***** DATA RECORDS

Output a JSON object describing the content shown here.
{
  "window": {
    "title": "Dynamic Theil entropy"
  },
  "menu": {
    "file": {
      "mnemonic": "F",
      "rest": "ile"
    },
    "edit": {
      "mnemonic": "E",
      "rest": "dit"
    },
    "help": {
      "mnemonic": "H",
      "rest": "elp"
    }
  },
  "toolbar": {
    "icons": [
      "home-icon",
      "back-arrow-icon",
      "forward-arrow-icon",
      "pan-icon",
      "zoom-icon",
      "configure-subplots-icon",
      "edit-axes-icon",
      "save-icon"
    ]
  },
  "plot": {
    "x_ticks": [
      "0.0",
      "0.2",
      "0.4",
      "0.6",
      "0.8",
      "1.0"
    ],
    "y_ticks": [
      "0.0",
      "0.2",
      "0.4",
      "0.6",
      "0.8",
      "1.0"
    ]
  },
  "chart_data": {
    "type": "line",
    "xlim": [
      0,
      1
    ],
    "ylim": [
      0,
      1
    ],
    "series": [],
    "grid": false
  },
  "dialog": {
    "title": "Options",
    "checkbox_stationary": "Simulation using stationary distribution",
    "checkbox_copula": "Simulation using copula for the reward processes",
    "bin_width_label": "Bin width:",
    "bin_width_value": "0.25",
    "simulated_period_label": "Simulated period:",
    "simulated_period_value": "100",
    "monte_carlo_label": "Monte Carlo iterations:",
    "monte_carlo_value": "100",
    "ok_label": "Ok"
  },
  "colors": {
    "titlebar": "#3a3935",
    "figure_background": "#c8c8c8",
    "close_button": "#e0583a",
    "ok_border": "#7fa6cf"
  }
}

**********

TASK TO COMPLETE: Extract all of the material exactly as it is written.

ANSWER SPACE:
Output a JSON object describing the content shown here.
{
  "window": {
    "title": "Dynamic Theil entropy"
  },
  "menu": {
    "file": {
      "mnemonic": "F",
      "rest": "ile"
    },
    "edit": {
      "mnemonic": "E",
      "rest": "dit"
    },
    "help": {
      "mnemonic": "H",
      "rest": "elp"
    }
  },
  "toolbar": {
    "icons": [
      "home-icon",
      "back-arrow-icon",
      "forward-arrow-icon",
      "pan-icon",
      "zoom-icon",
      "configure-subplots-icon",
      "edit-axes-icon",
      "save-icon"
    ]
  },
  "plot": {
    "x_ticks": [
      "0.0",
      "0.2",
      "0.4",
      "0.6",
      "0.8",
      "1.0"
    ],
    "y_ticks": [
      "0.0",
      "0.2",
      "0.4",
      "0.6",
      "0.8",
      "1.0"
    ]
  },
  "chart_data": {
    "type": "line",
    "xlim": [
      0,
      1
    ],
    "ylim": [
      0,
      1
    ],
    "series": [],
    "grid": false
  },
  "dialog": {
    "title": "Options",
    "checkbox_stationary": "Simulation using stationary distribution",
    "checkbox_copula": "Simulation using copula for the reward processes",
    "bin_width_label": "Bin width:",
    "bin_width_value": "0.25",
    "simulated_period_label": "Simulated period:",
    "simulated_period_value": "100",
    "monte_carlo_label": "Monte Carlo iterations:",
    "monte_carlo_value": "100",
    "ok_label": "Ok"
  },
  "colors": {
    "titlebar": "#3a3935",
    "figure_background": "#c8c8c8",
    "close_button": "#e0583a",
    "ok_border": "#7fa6cf"
  }
}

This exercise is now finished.